Activity: What you return should be the lines of the data containing "Network", each in full.

*** Opening of Extracted records ***

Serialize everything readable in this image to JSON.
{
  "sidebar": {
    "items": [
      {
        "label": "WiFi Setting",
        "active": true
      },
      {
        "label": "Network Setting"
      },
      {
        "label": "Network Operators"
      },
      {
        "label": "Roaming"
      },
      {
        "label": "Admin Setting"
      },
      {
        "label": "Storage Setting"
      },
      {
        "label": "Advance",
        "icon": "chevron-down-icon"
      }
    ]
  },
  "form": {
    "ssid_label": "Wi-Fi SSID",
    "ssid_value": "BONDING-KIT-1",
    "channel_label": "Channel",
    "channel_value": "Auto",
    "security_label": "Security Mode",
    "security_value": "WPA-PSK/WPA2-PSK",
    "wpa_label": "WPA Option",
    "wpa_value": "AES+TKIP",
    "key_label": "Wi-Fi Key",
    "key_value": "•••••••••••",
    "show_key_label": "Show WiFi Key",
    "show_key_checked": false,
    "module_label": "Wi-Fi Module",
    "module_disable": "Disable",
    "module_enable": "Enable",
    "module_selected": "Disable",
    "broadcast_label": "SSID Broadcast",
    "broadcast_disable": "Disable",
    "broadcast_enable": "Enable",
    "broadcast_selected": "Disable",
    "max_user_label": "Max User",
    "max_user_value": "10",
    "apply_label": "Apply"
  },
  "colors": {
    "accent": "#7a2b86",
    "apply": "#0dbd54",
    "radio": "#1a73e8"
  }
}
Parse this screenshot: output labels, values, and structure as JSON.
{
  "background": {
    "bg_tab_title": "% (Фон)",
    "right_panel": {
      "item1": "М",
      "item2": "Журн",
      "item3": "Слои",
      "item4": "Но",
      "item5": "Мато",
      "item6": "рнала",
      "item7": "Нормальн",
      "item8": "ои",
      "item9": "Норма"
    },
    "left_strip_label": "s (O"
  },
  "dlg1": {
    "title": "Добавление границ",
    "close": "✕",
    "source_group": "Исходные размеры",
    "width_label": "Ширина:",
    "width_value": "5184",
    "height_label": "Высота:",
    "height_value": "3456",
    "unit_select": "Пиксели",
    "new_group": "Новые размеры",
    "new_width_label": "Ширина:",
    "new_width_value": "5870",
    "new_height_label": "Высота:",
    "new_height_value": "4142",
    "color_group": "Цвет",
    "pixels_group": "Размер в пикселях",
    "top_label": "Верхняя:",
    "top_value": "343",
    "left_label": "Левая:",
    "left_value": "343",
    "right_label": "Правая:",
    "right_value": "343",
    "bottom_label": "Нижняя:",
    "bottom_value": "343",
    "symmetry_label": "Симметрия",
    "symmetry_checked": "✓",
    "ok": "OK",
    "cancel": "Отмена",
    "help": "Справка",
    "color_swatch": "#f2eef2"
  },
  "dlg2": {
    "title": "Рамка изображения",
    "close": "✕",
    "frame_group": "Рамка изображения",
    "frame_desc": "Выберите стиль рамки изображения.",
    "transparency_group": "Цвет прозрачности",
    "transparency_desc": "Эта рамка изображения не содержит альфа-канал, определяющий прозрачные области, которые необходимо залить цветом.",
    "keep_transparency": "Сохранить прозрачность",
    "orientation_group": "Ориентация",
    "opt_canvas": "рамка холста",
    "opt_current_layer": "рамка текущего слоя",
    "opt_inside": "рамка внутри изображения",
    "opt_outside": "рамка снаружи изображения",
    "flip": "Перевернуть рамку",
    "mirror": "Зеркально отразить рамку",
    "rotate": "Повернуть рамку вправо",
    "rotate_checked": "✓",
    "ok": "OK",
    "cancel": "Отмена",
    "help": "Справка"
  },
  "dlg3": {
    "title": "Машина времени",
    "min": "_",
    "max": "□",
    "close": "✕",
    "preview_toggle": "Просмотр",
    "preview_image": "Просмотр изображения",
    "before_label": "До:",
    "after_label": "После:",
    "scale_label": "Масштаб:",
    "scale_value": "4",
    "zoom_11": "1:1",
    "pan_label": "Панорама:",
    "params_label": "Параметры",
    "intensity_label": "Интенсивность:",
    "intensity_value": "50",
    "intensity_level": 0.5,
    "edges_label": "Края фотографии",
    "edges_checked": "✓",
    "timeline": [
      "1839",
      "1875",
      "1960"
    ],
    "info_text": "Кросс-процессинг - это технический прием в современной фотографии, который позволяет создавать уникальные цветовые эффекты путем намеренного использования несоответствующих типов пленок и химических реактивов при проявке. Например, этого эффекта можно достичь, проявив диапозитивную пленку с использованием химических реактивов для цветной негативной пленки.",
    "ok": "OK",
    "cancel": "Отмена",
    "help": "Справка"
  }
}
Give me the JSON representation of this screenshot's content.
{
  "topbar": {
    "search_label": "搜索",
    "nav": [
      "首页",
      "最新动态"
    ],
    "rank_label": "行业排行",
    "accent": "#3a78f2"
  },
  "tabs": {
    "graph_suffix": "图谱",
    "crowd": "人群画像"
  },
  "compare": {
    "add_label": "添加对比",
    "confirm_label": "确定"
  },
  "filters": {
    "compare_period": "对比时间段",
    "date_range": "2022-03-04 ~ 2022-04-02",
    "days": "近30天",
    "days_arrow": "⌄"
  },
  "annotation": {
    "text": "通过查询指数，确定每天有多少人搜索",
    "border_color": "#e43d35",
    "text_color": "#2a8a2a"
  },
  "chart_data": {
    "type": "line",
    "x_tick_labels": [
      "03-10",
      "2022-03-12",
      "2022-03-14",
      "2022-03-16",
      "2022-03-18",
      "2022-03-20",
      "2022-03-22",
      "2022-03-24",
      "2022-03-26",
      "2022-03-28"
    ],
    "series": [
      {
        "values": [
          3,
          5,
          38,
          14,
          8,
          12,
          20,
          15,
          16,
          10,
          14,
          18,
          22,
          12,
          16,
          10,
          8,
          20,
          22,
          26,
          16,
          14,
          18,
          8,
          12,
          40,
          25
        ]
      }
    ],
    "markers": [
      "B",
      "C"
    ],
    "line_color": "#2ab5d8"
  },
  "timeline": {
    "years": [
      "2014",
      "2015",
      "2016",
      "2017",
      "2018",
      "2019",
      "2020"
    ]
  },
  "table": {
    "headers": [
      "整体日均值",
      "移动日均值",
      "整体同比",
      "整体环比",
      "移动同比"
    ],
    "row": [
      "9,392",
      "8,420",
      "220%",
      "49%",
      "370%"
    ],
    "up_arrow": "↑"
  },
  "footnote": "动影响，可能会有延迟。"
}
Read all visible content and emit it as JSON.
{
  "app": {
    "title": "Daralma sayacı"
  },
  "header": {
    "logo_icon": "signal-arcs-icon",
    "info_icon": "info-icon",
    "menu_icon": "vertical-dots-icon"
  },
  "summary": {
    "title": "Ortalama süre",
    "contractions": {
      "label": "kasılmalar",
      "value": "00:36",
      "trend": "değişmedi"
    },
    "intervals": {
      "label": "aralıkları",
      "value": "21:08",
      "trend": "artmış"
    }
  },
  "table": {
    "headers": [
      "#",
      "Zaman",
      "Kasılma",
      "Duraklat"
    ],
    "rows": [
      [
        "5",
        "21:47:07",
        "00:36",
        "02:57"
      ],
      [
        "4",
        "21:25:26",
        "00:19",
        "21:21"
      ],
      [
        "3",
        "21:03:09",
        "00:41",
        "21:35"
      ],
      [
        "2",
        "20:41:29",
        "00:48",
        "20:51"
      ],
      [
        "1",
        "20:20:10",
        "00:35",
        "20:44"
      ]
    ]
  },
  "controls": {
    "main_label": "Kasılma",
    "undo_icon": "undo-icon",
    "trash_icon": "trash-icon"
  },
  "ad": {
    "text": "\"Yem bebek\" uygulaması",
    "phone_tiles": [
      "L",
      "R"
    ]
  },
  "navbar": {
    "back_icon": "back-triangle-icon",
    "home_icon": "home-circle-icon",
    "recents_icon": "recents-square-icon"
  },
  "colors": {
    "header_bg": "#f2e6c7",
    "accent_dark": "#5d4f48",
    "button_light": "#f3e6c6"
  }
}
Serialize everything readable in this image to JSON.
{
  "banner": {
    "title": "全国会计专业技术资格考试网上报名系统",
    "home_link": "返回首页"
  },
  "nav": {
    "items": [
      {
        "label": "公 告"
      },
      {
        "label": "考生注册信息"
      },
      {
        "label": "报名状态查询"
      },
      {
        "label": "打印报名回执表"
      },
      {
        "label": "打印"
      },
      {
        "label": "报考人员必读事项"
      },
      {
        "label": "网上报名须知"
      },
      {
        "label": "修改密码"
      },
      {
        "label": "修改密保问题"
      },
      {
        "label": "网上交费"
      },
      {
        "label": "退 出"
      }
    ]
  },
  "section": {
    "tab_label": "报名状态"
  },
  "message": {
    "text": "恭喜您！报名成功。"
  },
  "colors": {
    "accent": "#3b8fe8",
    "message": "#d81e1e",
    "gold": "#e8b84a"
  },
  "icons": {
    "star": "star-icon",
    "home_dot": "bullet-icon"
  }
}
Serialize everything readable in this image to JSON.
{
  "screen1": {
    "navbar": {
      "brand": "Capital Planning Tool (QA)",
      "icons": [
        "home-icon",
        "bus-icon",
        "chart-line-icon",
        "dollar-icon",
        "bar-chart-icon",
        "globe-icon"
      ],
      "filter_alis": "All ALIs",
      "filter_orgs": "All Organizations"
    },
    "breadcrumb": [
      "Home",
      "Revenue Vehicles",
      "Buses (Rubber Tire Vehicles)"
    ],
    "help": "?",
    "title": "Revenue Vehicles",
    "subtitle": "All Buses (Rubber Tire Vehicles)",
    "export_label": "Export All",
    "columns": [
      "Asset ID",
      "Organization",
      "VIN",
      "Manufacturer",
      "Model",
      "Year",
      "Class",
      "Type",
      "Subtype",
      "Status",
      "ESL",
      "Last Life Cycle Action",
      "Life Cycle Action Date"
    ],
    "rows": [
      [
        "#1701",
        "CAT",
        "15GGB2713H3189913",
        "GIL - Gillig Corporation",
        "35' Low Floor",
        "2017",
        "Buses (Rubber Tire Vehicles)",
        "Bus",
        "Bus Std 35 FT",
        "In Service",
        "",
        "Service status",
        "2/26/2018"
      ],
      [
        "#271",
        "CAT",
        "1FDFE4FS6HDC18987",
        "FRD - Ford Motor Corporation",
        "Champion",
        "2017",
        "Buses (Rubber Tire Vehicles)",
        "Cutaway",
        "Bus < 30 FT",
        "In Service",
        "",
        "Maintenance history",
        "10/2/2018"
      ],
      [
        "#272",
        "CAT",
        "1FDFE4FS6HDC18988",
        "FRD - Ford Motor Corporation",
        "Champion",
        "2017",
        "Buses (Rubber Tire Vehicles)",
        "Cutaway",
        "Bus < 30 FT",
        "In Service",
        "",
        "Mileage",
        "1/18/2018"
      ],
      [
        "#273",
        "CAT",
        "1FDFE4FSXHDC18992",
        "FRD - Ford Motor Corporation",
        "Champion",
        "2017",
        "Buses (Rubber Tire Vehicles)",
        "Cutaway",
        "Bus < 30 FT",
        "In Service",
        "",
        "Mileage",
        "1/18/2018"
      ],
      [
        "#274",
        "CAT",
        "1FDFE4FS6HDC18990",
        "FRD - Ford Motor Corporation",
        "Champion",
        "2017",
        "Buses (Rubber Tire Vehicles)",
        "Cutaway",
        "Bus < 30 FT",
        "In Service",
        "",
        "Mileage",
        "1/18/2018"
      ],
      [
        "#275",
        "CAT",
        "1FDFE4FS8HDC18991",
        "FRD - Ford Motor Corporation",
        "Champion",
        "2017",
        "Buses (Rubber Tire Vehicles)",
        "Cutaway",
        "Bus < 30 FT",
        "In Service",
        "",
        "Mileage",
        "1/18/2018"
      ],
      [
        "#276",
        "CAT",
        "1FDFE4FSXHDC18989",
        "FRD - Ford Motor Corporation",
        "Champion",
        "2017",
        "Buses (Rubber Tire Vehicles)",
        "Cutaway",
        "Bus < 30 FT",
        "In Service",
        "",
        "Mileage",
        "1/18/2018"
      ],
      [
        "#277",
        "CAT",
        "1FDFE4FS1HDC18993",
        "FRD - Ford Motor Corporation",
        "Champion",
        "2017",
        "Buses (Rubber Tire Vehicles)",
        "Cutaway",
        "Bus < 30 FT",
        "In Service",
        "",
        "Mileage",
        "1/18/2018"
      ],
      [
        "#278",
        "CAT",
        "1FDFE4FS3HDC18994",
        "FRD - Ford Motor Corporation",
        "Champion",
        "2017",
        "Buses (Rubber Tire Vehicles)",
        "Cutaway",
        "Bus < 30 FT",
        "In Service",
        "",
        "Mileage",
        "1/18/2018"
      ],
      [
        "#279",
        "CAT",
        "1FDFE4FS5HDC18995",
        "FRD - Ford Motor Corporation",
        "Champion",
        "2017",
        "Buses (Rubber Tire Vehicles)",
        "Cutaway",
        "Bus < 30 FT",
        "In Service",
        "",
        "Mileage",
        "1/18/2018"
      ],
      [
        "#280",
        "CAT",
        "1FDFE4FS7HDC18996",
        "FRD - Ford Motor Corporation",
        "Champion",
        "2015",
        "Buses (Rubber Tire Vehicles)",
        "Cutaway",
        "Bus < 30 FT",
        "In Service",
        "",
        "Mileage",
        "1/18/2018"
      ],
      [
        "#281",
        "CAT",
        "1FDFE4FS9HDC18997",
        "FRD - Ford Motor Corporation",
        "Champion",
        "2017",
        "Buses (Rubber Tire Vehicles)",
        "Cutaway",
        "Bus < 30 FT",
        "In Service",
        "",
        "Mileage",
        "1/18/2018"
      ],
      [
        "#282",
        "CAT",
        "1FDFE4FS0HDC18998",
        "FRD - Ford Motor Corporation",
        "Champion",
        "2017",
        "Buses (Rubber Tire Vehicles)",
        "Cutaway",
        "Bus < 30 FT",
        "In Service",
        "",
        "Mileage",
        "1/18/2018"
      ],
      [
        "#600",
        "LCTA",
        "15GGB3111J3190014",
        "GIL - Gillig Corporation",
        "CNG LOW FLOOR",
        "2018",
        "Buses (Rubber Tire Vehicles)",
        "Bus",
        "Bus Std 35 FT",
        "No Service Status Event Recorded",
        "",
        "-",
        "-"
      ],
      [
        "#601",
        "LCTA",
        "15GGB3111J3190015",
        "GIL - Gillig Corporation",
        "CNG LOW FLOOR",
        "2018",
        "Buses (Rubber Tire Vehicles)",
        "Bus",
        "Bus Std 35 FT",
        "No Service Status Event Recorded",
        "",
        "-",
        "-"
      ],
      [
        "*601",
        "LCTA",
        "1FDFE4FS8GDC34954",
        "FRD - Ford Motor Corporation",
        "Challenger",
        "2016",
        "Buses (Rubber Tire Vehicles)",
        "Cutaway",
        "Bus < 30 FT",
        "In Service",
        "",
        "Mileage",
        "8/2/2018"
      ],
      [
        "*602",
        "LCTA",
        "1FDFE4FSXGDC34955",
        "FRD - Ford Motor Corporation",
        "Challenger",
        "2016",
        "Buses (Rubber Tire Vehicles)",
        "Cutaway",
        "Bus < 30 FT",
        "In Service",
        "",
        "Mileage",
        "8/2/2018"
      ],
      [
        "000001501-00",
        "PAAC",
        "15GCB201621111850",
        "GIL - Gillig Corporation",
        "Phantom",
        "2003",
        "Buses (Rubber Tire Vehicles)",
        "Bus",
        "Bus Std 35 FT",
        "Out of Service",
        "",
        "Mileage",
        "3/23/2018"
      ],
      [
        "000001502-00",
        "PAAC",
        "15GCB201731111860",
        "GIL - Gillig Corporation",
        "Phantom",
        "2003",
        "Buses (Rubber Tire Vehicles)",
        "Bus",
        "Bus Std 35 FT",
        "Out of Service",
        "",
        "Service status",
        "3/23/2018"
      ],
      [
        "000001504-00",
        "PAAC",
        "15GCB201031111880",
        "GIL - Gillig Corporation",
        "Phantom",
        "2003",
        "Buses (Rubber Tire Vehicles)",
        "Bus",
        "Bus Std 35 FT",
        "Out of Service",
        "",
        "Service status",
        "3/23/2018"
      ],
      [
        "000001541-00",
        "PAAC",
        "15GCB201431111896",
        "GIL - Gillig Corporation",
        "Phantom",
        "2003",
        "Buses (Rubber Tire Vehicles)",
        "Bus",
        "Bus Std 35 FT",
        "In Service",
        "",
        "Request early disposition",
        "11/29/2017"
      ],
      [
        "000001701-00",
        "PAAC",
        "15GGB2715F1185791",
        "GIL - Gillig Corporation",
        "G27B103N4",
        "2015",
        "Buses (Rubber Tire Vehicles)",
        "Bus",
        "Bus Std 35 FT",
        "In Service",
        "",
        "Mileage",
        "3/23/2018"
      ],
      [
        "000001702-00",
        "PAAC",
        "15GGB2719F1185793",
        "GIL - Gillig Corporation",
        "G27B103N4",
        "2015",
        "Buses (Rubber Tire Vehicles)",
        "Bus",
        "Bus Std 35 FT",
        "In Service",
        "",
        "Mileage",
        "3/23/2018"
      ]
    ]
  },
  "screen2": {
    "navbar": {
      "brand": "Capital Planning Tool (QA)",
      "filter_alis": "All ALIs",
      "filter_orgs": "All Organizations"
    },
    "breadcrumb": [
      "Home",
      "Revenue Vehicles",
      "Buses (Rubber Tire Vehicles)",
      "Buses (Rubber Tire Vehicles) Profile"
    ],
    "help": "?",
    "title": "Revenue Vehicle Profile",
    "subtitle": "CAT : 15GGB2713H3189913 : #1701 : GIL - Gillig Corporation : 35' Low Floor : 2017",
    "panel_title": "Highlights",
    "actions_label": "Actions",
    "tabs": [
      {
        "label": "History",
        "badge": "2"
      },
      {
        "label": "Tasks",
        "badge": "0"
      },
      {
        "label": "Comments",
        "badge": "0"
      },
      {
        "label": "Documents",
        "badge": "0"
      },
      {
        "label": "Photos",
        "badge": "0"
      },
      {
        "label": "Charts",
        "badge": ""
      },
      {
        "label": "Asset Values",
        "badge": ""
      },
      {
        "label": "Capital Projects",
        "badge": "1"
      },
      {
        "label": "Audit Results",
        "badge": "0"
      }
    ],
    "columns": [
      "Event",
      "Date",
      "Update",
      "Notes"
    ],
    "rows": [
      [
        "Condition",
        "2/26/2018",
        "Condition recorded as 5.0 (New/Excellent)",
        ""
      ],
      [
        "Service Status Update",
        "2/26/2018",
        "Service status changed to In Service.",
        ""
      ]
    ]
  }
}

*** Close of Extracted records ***

Written response:
        "label": "Network Setting"
        "label": "Network Operators"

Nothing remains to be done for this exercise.